by Abby E
I woke up for day two of Viking combat training and assessment suffering from a distinct and rather mysterious lack of pain. See Part 1 of the story here. I felt great – time to go take out some enemies.
We did a bit more practice with shield wall formations, and this time, we had to fight off N and P, who were busy jabbing at us with two-handed spears and looking for ways to break through our defenses. A shield wall can quickly fall apart when someone on the front line goes down, so they taught us to keep our shields tight together and to quickly close ranks if someone got hit. However, when everyone is reaching over their shields to strike at the spearmen (who are often just out of reach), the line tends to move. If you’re not careful, gaps can open up while you’re busy attacking and you might not even realize it. The guys with the spears will notice, though. Trust me.
We ran through this a few times, and on one occasion, I wound up being at the very end. I managed to land a few good shots on the trainer before he got me. The second time, the person beside me was doing just fine, but apparently I left a big gap in the shields and – you guessed it – I took a spear to the gut. Because I was wounded, I had to back out of the line, and the others had to close up the hole. But it seems that before I could “recover” for ten seconds or so and return to the line, the chieftain went down and the whole line went right to hell. That’s the point at which you’re all supposed to head for the hills, except for the chieftain’s most loyal subjects (usually the special guys in chain mail), who stay and fight to the death. And yes, we did practice bravely running away once or twice.
By this time, I was actually starting to like shield wall exercises. My shoulder was holding up quite well and there’s a certain excitement to the skirmish scenarios. However, there’s definitely a price to pay in blood. Well, bruises really. When I got home, I realized that I had a massive, nasty bruise on my lower abdomen, which I am quite certain came from the stab I took in the shield wall exercises. Whatever. it was just a flesh wound. I could have bitten his legs off if I had wanted to. What really surprised me, though, was the number of small, light bruises on my left side, from my ribs to the top of my thigh, and on the inside of my shield arm. It looked like someone had squashed blueberries all over me. Too bad the little bruises don’t show up well on camera.
The rest of the day was devoted to the more theatrical elements of one-on-one combat.
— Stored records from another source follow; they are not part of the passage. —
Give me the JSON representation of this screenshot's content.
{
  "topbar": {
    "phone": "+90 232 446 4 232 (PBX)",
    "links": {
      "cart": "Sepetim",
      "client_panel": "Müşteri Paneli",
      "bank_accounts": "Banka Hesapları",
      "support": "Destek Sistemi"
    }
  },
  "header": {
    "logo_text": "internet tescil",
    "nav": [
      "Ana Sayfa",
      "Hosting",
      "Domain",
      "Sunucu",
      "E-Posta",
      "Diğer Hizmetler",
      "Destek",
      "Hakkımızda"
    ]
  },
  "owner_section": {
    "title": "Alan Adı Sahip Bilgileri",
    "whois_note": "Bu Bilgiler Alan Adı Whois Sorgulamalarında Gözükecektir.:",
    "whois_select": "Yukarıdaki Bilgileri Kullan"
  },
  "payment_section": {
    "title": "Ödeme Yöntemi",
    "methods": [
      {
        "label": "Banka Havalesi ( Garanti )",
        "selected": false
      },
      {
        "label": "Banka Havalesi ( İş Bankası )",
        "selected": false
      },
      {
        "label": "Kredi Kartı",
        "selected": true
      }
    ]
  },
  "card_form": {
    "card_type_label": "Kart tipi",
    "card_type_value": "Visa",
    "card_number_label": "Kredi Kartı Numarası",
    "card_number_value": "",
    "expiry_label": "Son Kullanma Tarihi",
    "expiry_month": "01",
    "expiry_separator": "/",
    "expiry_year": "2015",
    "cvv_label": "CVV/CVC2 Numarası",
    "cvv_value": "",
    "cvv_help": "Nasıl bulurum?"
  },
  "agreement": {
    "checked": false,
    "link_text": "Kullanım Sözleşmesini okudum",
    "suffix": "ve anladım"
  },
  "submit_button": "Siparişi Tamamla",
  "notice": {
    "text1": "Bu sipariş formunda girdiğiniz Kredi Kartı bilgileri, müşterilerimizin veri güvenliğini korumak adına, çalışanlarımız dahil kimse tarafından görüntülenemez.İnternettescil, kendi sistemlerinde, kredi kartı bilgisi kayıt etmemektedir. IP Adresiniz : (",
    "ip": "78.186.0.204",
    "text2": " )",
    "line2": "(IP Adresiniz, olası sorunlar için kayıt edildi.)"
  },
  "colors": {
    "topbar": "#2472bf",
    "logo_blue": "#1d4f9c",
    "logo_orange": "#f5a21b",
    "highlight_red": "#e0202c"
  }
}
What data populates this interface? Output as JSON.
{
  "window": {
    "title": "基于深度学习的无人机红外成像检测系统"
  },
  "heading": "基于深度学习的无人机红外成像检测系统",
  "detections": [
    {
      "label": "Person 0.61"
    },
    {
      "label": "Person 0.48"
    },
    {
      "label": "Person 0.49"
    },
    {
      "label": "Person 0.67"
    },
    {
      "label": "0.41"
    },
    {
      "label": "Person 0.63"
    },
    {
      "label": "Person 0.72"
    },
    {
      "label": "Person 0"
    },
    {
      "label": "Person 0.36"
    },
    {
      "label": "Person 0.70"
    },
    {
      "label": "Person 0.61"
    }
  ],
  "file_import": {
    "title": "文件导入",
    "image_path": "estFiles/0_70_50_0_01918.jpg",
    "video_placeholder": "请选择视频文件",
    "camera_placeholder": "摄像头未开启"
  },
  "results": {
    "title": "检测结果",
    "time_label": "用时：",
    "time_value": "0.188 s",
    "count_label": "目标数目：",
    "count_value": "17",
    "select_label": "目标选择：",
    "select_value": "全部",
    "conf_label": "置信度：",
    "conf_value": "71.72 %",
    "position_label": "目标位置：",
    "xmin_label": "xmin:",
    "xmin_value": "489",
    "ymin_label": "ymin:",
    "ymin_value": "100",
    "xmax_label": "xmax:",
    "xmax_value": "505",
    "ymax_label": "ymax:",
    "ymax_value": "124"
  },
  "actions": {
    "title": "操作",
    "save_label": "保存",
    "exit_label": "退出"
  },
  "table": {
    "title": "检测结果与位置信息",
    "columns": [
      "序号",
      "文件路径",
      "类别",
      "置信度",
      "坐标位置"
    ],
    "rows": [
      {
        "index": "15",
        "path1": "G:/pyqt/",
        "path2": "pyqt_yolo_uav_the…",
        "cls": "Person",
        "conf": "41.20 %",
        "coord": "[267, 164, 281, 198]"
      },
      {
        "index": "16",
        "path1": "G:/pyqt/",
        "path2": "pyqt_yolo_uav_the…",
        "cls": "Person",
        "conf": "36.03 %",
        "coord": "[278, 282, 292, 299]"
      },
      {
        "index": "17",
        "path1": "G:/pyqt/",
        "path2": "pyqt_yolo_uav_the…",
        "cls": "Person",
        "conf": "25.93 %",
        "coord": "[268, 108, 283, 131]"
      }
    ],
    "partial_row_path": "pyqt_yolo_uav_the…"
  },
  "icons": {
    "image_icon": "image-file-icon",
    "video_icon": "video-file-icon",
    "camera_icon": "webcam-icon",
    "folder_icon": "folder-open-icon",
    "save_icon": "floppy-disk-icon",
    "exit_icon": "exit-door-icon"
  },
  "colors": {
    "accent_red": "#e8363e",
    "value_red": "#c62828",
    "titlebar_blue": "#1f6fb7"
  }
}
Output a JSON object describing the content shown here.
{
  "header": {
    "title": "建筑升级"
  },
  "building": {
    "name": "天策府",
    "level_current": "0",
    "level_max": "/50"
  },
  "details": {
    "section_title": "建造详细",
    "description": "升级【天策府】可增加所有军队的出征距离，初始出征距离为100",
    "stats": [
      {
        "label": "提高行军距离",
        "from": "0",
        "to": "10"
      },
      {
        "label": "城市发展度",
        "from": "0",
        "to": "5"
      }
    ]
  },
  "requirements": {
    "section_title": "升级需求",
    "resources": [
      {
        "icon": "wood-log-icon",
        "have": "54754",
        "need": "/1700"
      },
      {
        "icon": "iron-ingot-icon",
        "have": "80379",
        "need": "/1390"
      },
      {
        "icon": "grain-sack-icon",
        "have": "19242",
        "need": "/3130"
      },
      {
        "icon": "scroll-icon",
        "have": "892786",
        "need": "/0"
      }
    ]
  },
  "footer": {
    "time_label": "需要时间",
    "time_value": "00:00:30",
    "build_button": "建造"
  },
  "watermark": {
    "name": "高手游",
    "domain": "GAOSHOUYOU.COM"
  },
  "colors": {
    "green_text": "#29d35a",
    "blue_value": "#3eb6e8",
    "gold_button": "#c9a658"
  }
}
N and P are expert trash-talkers and showed us the “Yo mama” exercise where they circle each other and throw insults at one another. It’s hilarious. I however, was worried about making words and being entertaining on the fly. I prepared something in advance of my fight, but didn’t open my mouth soon enough so my opponent took the lead. I managed to produce a comeback on the spot while proving that I’m an irredeemable asshole. Oops. I have decided that I need to come up with a slew of prepared statements and adaptable comebacks that are suitable for a general audience and appropriate for my male persona, Njall, who I intend to use when fighting.
[My female persona, Isfrid, is Njall’s wife and she will appear in the village when Njall is not on the field. This means you will never see them together, but that’s probably just as well because they fight a lot. Isfrid usually wins, anyway.]
The last thing we did was learn how to kill and die in a highly entertaining fashion because audiences love a gruesome death. This is where the fight can start to look like the WWE with weapons other than folding chairs, and some of the things you do involve wrapping your arms around your opponent to hang onto the weapon while you pretend to jerk them around. I had trouble with some of the moves when I was working with the tiniest member of our group, so there’s no way I could successfully pull off those tricks with a larger opponent. Other moves were much easier, like landing a belly shot with an axe and holding still while the “victim” grabs the axe and flips the blade so it’s lying flat against their stomach then flops around like the axe is being ripped back out of their guts. It’s a great move, and turning the blade makes it a lot safer because if you fall, they won’t get skewered by the axehead.
After taking a break to watch the trainers show us a few more moves, including the flying chokehold, another member asked me if I wanted to do some more practice with him. Sure, I said. For some reason, the two of us like kicking the shit out of each other, so we practiced our dark art for a little while.
This was one of the best weekends of my life. I had an amazing time with some of the most amazing people I’ve ever met.
One year ago, I couldn’t even walk to the corner without a cane. I was still hobbling around on a necrotic hip so fucked up that every day was painful and some days I could barely even walk across my apartment without support. I was biding my time until I could get my new hip on May 19, and after that, I spent the summer working to get back on my feet. By this time last year, I had been looking forward to doing Viking combat for months. And now I can do it.
I don’t care much if I live or die in a show. That’s just a fight. The real battle has already been won.
Abby E. is a Toronto-based freelance editor who loves science, philosophy, and speculative fiction. She is not a crazy cat lady, just a crazy lady who has cats.